Write the records below out again. Match them exactly.

[[ Input data, beginning ]]

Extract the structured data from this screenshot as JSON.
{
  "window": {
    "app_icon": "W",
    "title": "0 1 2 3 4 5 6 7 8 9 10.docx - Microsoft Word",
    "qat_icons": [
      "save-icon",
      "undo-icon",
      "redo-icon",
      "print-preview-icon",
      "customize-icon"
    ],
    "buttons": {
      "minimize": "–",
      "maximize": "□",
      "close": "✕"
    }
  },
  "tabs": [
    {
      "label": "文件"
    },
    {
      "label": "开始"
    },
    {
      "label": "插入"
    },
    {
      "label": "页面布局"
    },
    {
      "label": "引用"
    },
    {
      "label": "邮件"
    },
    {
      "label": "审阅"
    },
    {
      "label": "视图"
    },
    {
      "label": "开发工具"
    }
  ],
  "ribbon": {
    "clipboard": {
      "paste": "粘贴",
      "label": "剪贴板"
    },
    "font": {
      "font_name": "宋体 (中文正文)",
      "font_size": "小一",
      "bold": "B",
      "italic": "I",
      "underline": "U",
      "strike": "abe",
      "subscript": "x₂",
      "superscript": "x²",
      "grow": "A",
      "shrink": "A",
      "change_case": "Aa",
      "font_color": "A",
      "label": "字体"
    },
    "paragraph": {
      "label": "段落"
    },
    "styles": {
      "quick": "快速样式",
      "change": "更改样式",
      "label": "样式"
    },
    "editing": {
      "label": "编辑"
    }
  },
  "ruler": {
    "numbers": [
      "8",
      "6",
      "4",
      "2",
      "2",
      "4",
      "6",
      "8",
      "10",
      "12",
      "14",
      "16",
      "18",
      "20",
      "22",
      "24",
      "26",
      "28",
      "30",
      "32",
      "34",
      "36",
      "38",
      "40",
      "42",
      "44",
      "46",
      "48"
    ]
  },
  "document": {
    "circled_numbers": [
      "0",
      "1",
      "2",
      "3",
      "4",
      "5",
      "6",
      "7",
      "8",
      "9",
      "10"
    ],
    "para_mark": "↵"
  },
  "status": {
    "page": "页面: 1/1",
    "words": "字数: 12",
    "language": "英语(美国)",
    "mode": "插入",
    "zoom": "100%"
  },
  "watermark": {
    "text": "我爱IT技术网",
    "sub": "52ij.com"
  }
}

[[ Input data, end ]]

● Completed exercise
Extract the structured data from this screenshot as JSON.
{
  "window": {
    "app_icon": "W",
    "title": "0 1 2 3 4 5 6 7 8 9 10.docx - Microsoft Word",
    "qat_icons": [
      "save-icon",
      "undo-icon",
      "redo-icon",
      "print-preview-icon",
      "customize-icon"
    ],
    "buttons": {
      "minimize": "–",
      "maximize": "□",
      "close": "✕"
    }
  },
  "tabs": [
    {
      "label": "文件"
    },
    {
      "label": "开始"
    },
    {
      "label": "插入"
    },
    {
      "label": "页面布局"
    },
    {
      "label": "引用"
    },
    {
      "label": "邮件"
    },
    {
      "label": "审阅"
    },
    {
      "label": "视图"
    },
    {
      "label": "开发工具"
    }
  ],
  "ribbon": {
    "clipboard": {
      "paste": "粘贴",
      "label": "剪贴板"
    },
    "font": {
      "font_name": "宋体 (中文正文)",
      "font_size": "小一",
      "bold": "B",
      "italic": "I",
      "underline": "U",
      "strike": "abe",
      "subscript": "x₂",
      "superscript": "x²",
      "grow": "A",
      "shrink": "A",
      "change_case": "Aa",
      "font_color": "A",
      "label": "字体"
    },
    "paragraph": {
      "label": "段落"
    },
    "styles": {
      "quick": "快速样式",
      "change": "更改样式",
      "label": "样式"
    },
    "editing": {
      "label": "编辑"
    }
  },
  "ruler": {
    "numbers": [
      "8",
      "6",
      "4",
      "2",
      "2",
      "4",
      "6",
      "8",
      "10",
      "12",
      "14",
      "16",
      "18",
      "20",
      "22",
      "24",
      "26",
      "28",
      "30",
      "32",
      "34",
      "36",
      "38",
      "40",
      "42",
      "44",
      "46",
      "48"
    ]
  },
  "document": {
    "circled_numbers": [
      "0",
      "1",
      "2",
      "3",
      "4",
      "5",
      "6",
      "7",
      "8",
      "9",
      "10"
    ],
    "para_mark": "↵"
  },
  "status": {
    "page": "页面: 1/1",
    "words": "字数: 12",
    "language": "英语(美国)",
    "mode": "插入",
    "zoom": "100%"
  },
  "watermark": {
    "text": "我爱IT技术网",
    "sub": "52ij.com"
  }
}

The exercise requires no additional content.